Reflecting on the Experience and Learning from It
In ice climbing, it is critical to reflect on the experience. Climbers should reflect on their climb, the difficulties they encountered, and the lessons they acquired. This includes thinking about their mental and physical preparation, communication with their climbing partner, and decision-making abilities. Climbers who reflect on their experiences have a better understanding of themselves and their abilities, allowing them to grow and progress as climbers.
Ice climbing can be a thrilling and gratifying experience, but it is also fraught with danger.
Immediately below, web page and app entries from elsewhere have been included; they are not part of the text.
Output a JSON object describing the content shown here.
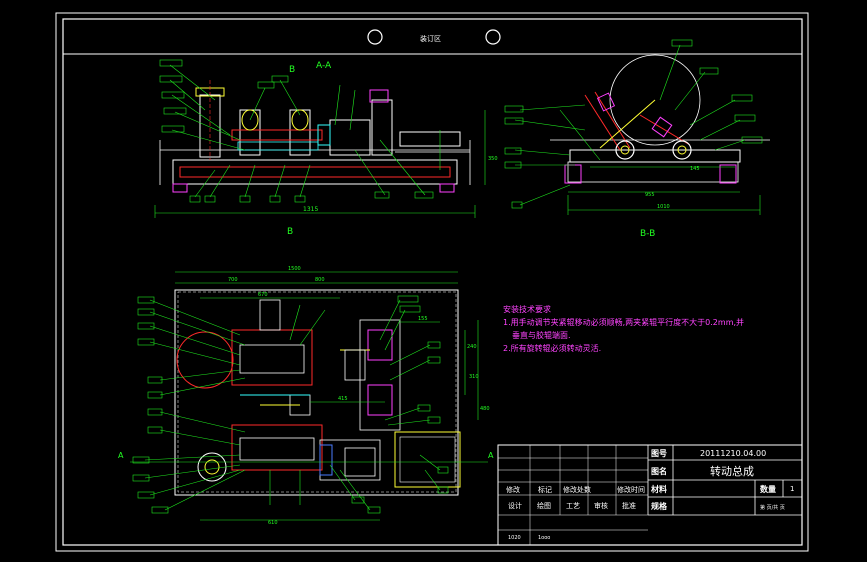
{
  "header": {
    "stamp_text": "装订区"
  },
  "views": {
    "section_aa": "A-A",
    "section_bb": "B-B",
    "marker_b_top": "B",
    "marker_b_bottom": "B",
    "marker_a_left": "A",
    "marker_a_right": "A"
  },
  "dimensions": {
    "front_total": "1315",
    "front_height": "350",
    "side_total": "1010",
    "side_inner": "955",
    "side_sub": "145",
    "plan_total": "1500",
    "plan_left": "700",
    "plan_right": "800",
    "plan_inner": "670",
    "plan_mid": "415",
    "plan_sub": "155",
    "plan_side_1": "240",
    "plan_side_2": "310",
    "plan_side_3": "480",
    "plan_bottom": "610"
  },
  "notes": {
    "title": "安装技术要求",
    "line1": "1.用手动调节夹紧辊移动必须顺畅,两夹紧辊平行度不大于0.2mm,并",
    "line2": "垂直与胶辊端面.",
    "line3": "2.所有旋转辊必须转动灵活."
  },
  "title_block": {
    "drawing_no_label": "图号",
    "drawing_no": "20111210.04.00",
    "name_label": "图名",
    "name": "转动总成",
    "material_label": "材料",
    "quantity_label": "数量",
    "quantity": "1",
    "spec_label": "规格",
    "sheet": "第 页/共 页",
    "rev_cols": [
      "修改",
      "标记",
      "修改处数",
      "修改时间"
    ],
    "sign_cols": [
      "设计",
      "绘图",
      "工艺",
      "审核",
      "批准"
    ],
    "bottom_left": "1020",
    "bottom_mid": "1ooo"
  }
}
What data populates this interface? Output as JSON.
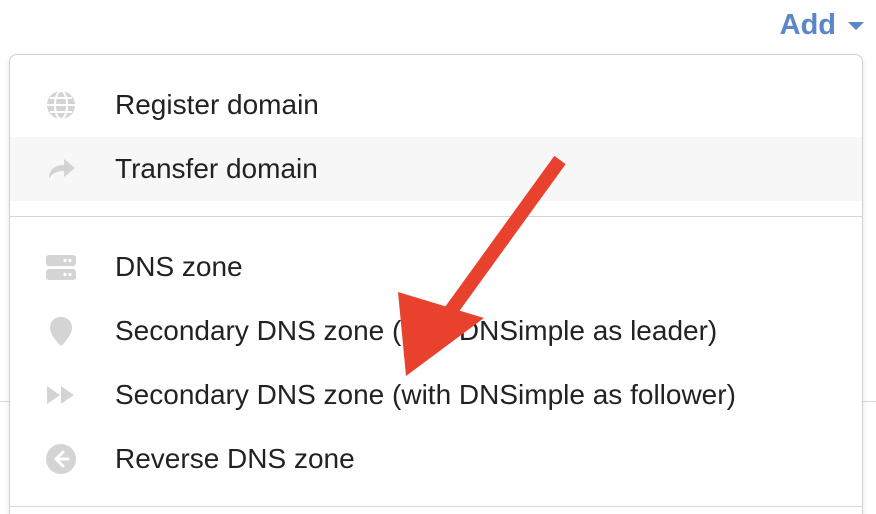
{
  "header": {
    "add_label": "Add",
    "accent_color": "#5b86c9"
  },
  "menu": {
    "groups": [
      {
        "items": [
          {
            "label": "Register domain",
            "icon": "globe-icon"
          },
          {
            "label": "Transfer domain",
            "icon": "share-arrow-icon",
            "hovered": true
          }
        ]
      },
      {
        "items": [
          {
            "label": "DNS zone",
            "icon": "server-icon"
          },
          {
            "label": "Secondary DNS zone (with DNSimple as leader)",
            "icon": "map-pin-icon"
          },
          {
            "label": "Secondary DNS zone (with DNSimple as follower)",
            "icon": "fast-forward-icon"
          },
          {
            "label": "Reverse DNS zone",
            "icon": "circle-arrow-left-icon"
          }
        ]
      }
    ]
  },
  "annotation": {
    "icon": "red-arrow-icon",
    "color": "#e8422e"
  }
}
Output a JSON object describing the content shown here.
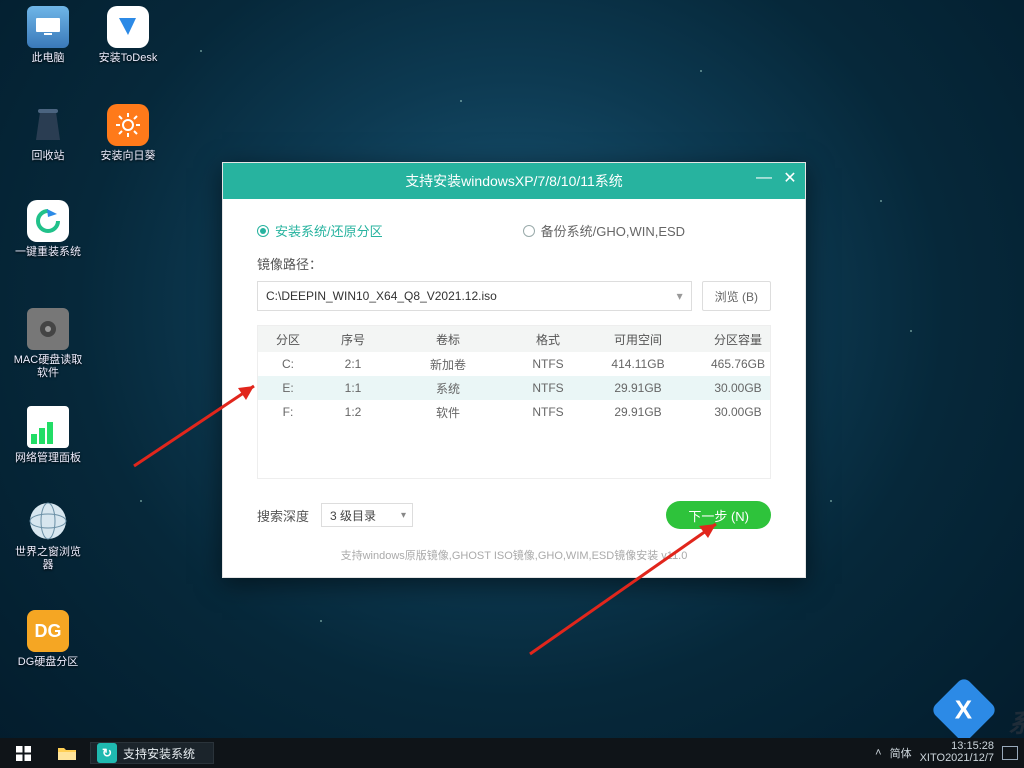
{
  "desktop_icons": [
    {
      "label": "此电脑"
    },
    {
      "label": "安装ToDesk"
    },
    {
      "label": "回收站"
    },
    {
      "label": "安装向日葵"
    },
    {
      "label": "一键重装系统"
    },
    {
      "label": "MAC硬盘读取软件"
    },
    {
      "label": "网络管理面板"
    },
    {
      "label": "世界之窗浏览器"
    },
    {
      "label": "DG硬盘分区"
    }
  ],
  "window": {
    "title": "支持安装windowsXP/7/8/10/11系统",
    "tabs": {
      "install": "安装系统/还原分区",
      "backup": "备份系统/GHO,WIN,ESD"
    },
    "path_label": "镜像路径：",
    "path_value": "C:\\DEEPIN_WIN10_X64_Q8_V2021.12.iso",
    "browse_label": "浏览 (B)",
    "table": {
      "headers": [
        "分区",
        "序号",
        "卷标",
        "格式",
        "可用空间",
        "分区容量"
      ],
      "rows": [
        {
          "drive": "C:",
          "num": "2:1",
          "vol": "新加卷",
          "fmt": "NTFS",
          "free": "414.11GB",
          "size": "465.76GB",
          "selected": false
        },
        {
          "drive": "E:",
          "num": "1:1",
          "vol": "系统",
          "fmt": "NTFS",
          "free": "29.91GB",
          "size": "30.00GB",
          "selected": true
        },
        {
          "drive": "F:",
          "num": "1:2",
          "vol": "软件",
          "fmt": "NTFS",
          "free": "29.91GB",
          "size": "30.00GB",
          "selected": false
        }
      ]
    },
    "search_depth_label": "搜索深度",
    "search_depth_value": "3 级目录",
    "next_label": "下一步 (N)",
    "hint": "支持windows原版镜像,GHOST ISO镜像,GHO,WIM,ESD镜像安装 v11.0"
  },
  "taskbar": {
    "task_title": "支持安装系统",
    "ime": "简体",
    "time": "13:15:28",
    "date": "XITO2021/12/7"
  },
  "watermark": "系统"
}
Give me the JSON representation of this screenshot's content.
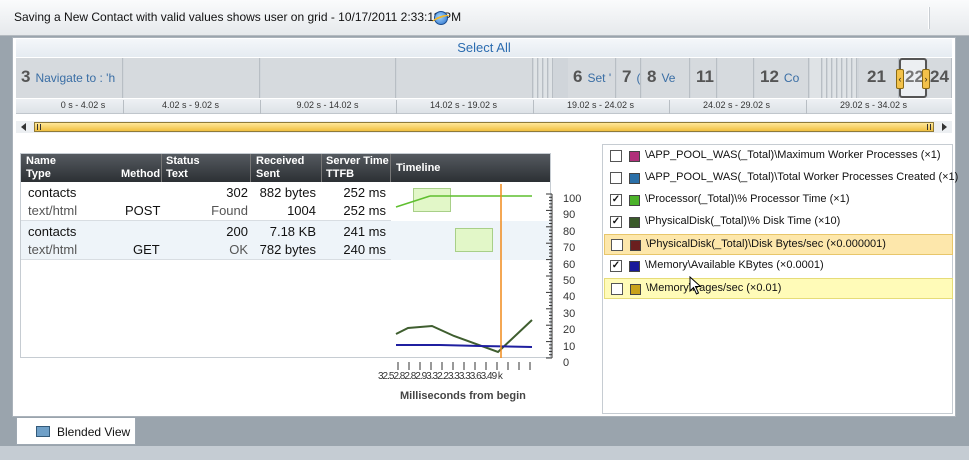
{
  "window": {
    "title": "Saving a New Contact with valid values shows user on grid - 10/17/2011 2:33:11 PM"
  },
  "toolbar": {
    "select_all": "Select All"
  },
  "steps": [
    {
      "num": "3",
      "label": "Navigate to : 'h"
    },
    {
      "num": "6",
      "label": "Set '"
    },
    {
      "num": "7",
      "label": "("
    },
    {
      "num": "8",
      "label": "Ve"
    },
    {
      "num": "11",
      "label": ""
    },
    {
      "num": "12",
      "label": "Co"
    },
    {
      "num": "21",
      "label": ""
    },
    {
      "num": "22",
      "label": ""
    },
    {
      "num": "24",
      "label": ""
    }
  ],
  "time_ranges": [
    "0 s - 4.02 s",
    "4.02 s - 9.02 s",
    "9.02 s - 14.02 s",
    "14.02 s - 19.02 s",
    "19.02 s - 24.02 s",
    "24.02 s - 29.02 s",
    "29.02 s - 34.02 s"
  ],
  "table": {
    "headers": {
      "name": "Name",
      "type": "Type",
      "method": "Method",
      "status": "Status",
      "text": "Text",
      "received": "Received",
      "sent": "Sent",
      "server_time": "Server Time",
      "ttfb": "TTFB",
      "timeline": "Timeline"
    },
    "rows": [
      {
        "name": "contacts",
        "type": "text/html",
        "method": "POST",
        "status": "302",
        "text": "Found",
        "received": "882 bytes",
        "sent": "1004",
        "server_time": "252 ms",
        "ttfb": "252 ms"
      },
      {
        "name": "contacts",
        "type": "text/html",
        "method": "GET",
        "status": "200",
        "text": "OK",
        "received": "7.18 KB",
        "sent": "782 bytes",
        "server_time": "241 ms",
        "ttfb": "240 ms"
      }
    ]
  },
  "chart": {
    "y_ticks": [
      "100",
      "90",
      "80",
      "70",
      "60",
      "50",
      "40",
      "30",
      "20",
      "10",
      "0"
    ],
    "x_ticks": "32.52.82.82.93.32.23.33.33.63.49 k",
    "x_label": "Milliseconds from begin"
  },
  "counters": [
    {
      "checked": false,
      "color": "#b0307a",
      "label": "\\APP_POOL_WAS(_Total)\\Maximum Worker Processes (×1)",
      "highlight": ""
    },
    {
      "checked": false,
      "color": "#2a6fa8",
      "label": "\\APP_POOL_WAS(_Total)\\Total Worker Processes Created (×1)",
      "highlight": ""
    },
    {
      "checked": true,
      "color": "#4cb32a",
      "label": "\\Processor(_Total)\\% Processor Time (×1)",
      "highlight": ""
    },
    {
      "checked": true,
      "color": "#3a5a2a",
      "label": "\\PhysicalDisk(_Total)\\% Disk Time (×10)",
      "highlight": ""
    },
    {
      "checked": false,
      "color": "#6b1f1f",
      "label": "\\PhysicalDisk(_Total)\\Disk Bytes/sec (×0.000001)",
      "highlight": "hl"
    },
    {
      "checked": true,
      "color": "#1a1a9a",
      "label": "\\Memory\\Available KBytes (×0.0001)",
      "highlight": ""
    },
    {
      "checked": false,
      "color": "#c9a21a",
      "label": "\\Memory\\Pages/sec (×0.01)",
      "highlight": "hl2"
    }
  ],
  "tabs": {
    "blended": "Blended View"
  }
}
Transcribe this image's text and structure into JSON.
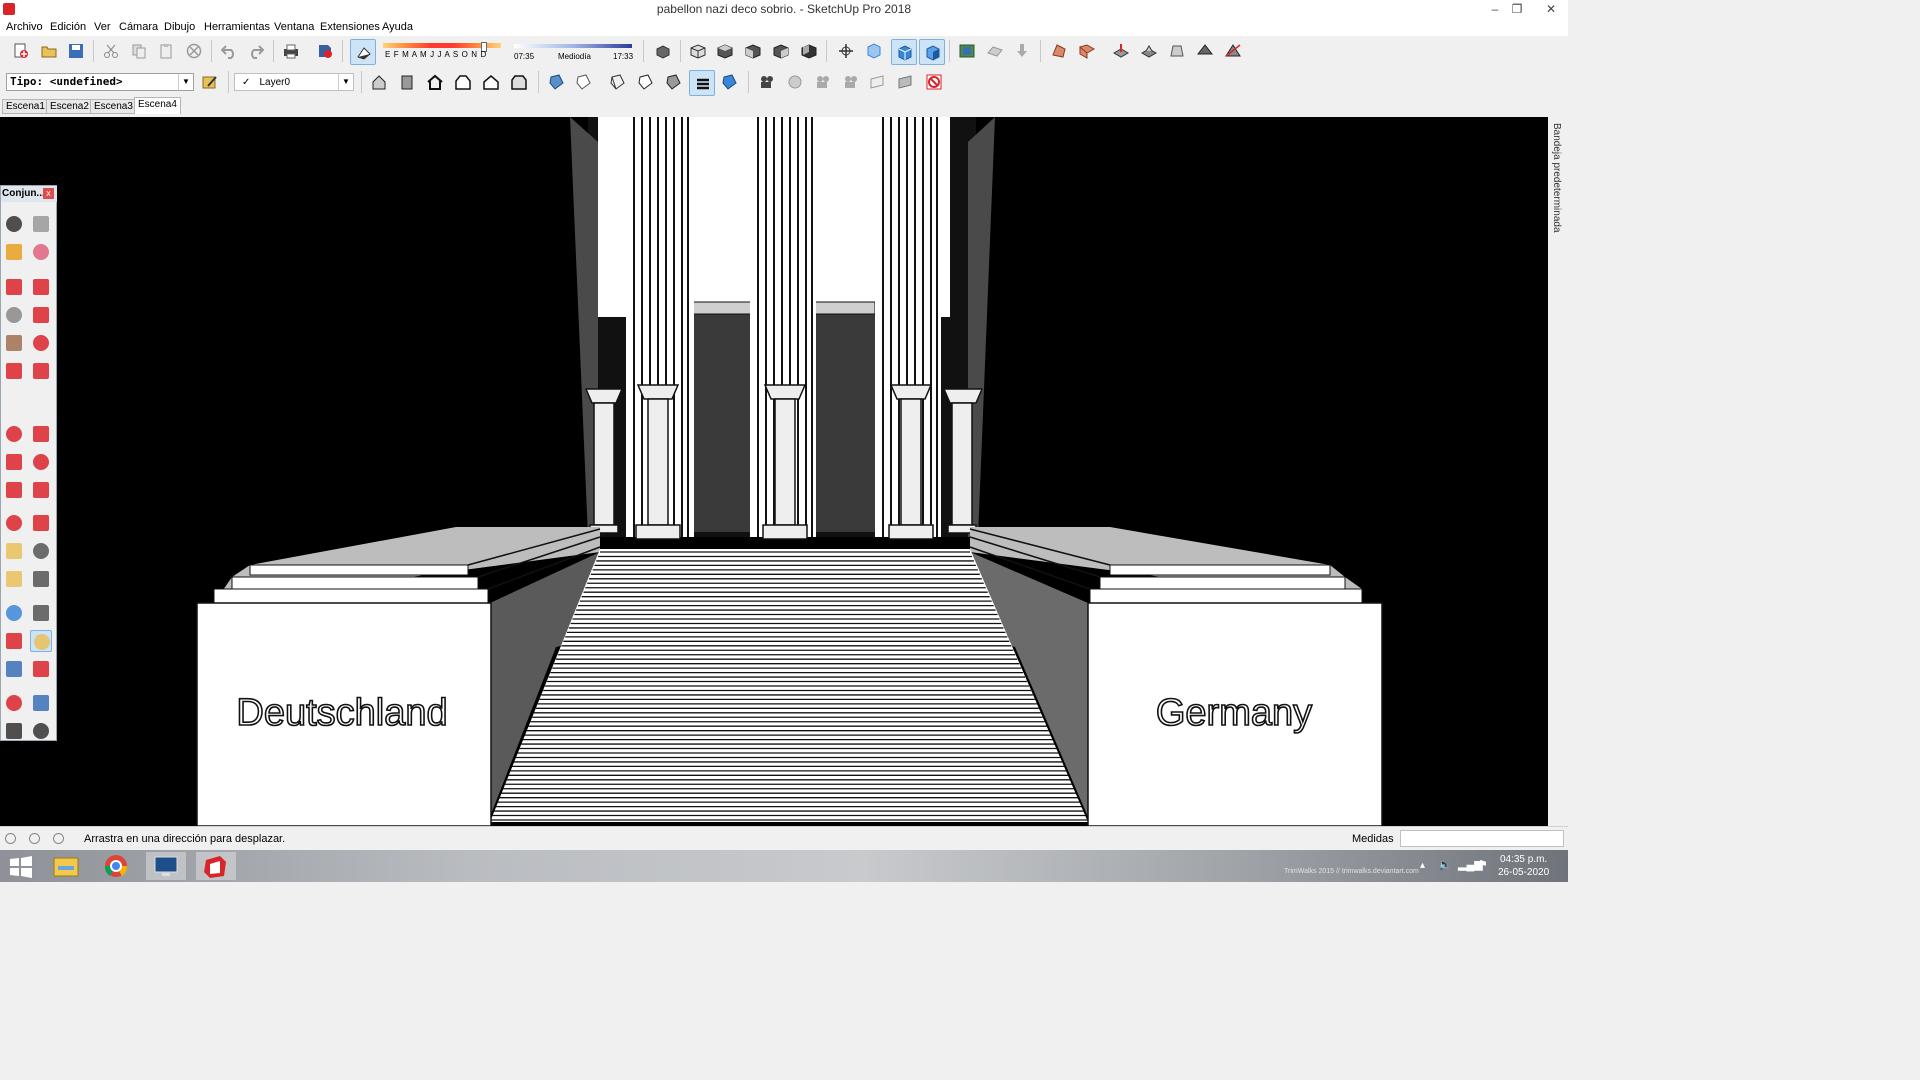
{
  "window": {
    "title": "pabellon nazi deco sobrio. - SketchUp Pro 2018",
    "minimize": "–",
    "restore": "❐",
    "close": "✕"
  },
  "menu": [
    "Archivo",
    "Edición",
    "Ver",
    "Cámara",
    "Dibujo",
    "Herramientas",
    "Ventana",
    "Extensiones",
    "Ayuda"
  ],
  "shadows": {
    "months": "E F M A M J J A S O N D",
    "time_start": "07:35",
    "time_mid": "Mediodía",
    "time_end": "17:33"
  },
  "entity_info": {
    "type_value": "Tipo: <undefined>",
    "layer_check": "✓",
    "layer_value": "Layer0"
  },
  "scenes": [
    "Escena1",
    "Escena2",
    "Escena3",
    "Escena4"
  ],
  "active_scene": "Escena4",
  "viewport": {
    "left_inscription": "Deutschland",
    "right_inscription": "Germany"
  },
  "tray_label": "Bandeja predeterminada",
  "palette_title": "Conjun...",
  "palette_close": "x",
  "status": {
    "message": "Arrastra en una dirección para desplazar.",
    "measurements_label": "Medidas",
    "measurements_value": ""
  },
  "taskbar": {
    "time": "04:35 p.m.",
    "date": "26-05-2020",
    "wallpaper_credit": "TrimWalks 2015 // trimwalks.deviantart.com"
  },
  "icons": {
    "toolbar_main": [
      "new-model-icon",
      "open-icon",
      "save-icon",
      "cut-icon",
      "copy-icon",
      "paste-icon",
      "erase-icon",
      "undo-icon",
      "redo-icon",
      "print-icon",
      "model-info-icon",
      "shadows-toggle-icon"
    ],
    "toolbar_views": [
      "component-icon",
      "iso-view-icon",
      "top-view-icon",
      "front-view-icon",
      "right-view-icon",
      "back-view-icon",
      "left-view-icon"
    ],
    "palette": [
      "select-icon",
      "make-component-icon",
      "paint-bucket-icon",
      "eraser-icon",
      "line-icon",
      "freehand-icon",
      "rectangle-icon",
      "rotated-rectangle-icon",
      "circle-icon",
      "polygon-icon",
      "arc-icon",
      "two-point-arc-icon",
      "three-point-arc-icon",
      "pie-icon",
      "move-icon",
      "push-pull-icon",
      "rotate-icon",
      "follow-me-icon",
      "scale-icon",
      "offset-icon",
      "tape-measure-icon",
      "dimension-icon",
      "protractor-icon",
      "text-icon",
      "axes-icon",
      "3d-text-icon",
      "orbit-icon",
      "pan-icon",
      "zoom-icon",
      "zoom-window-icon",
      "zoom-extents-icon",
      "previous-view-icon",
      "position-camera-icon",
      "look-around-icon",
      "walk-icon",
      "section-plane-icon"
    ]
  },
  "colors": {
    "accent_blue": "#3a86d9",
    "sketchup_red": "#d9252a",
    "viewport_bg": "#000000"
  }
}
To stay safe while ice climbing, emphasize safety at all times and take all required steps.
Some of the most important Ice climbing safety precautions include correct pre-climbing preparations, on-site safety precautions, emergency planning, and post-climbing evaluations.
Climbers must carefully select their gear, check weather conditions, learn the necessary skills and knowledge, assess the ice and terrain, use proper ice tools and equipment, tie proper knots and belay techniques, effectively communicate with their climbing partner, prepare a first-aid kit, recognize and treat cold-related injuries, and know what to do in the event of an emergency or accident.
Climbers must also reflect on their experience and learn from it in order to better their skills and plan for future climbs. Prioritizing safety above ambition is critical, as is knowing when to turn back or cancel a climb if required.
Overall, with good planning, preparation, and prudence, ice climbing can be a safe and enjoyable activity. Climbers can avoid hazards and fully enjoy the experience of ice climbing by following the essential safety precautions and prioritizing safety at all times.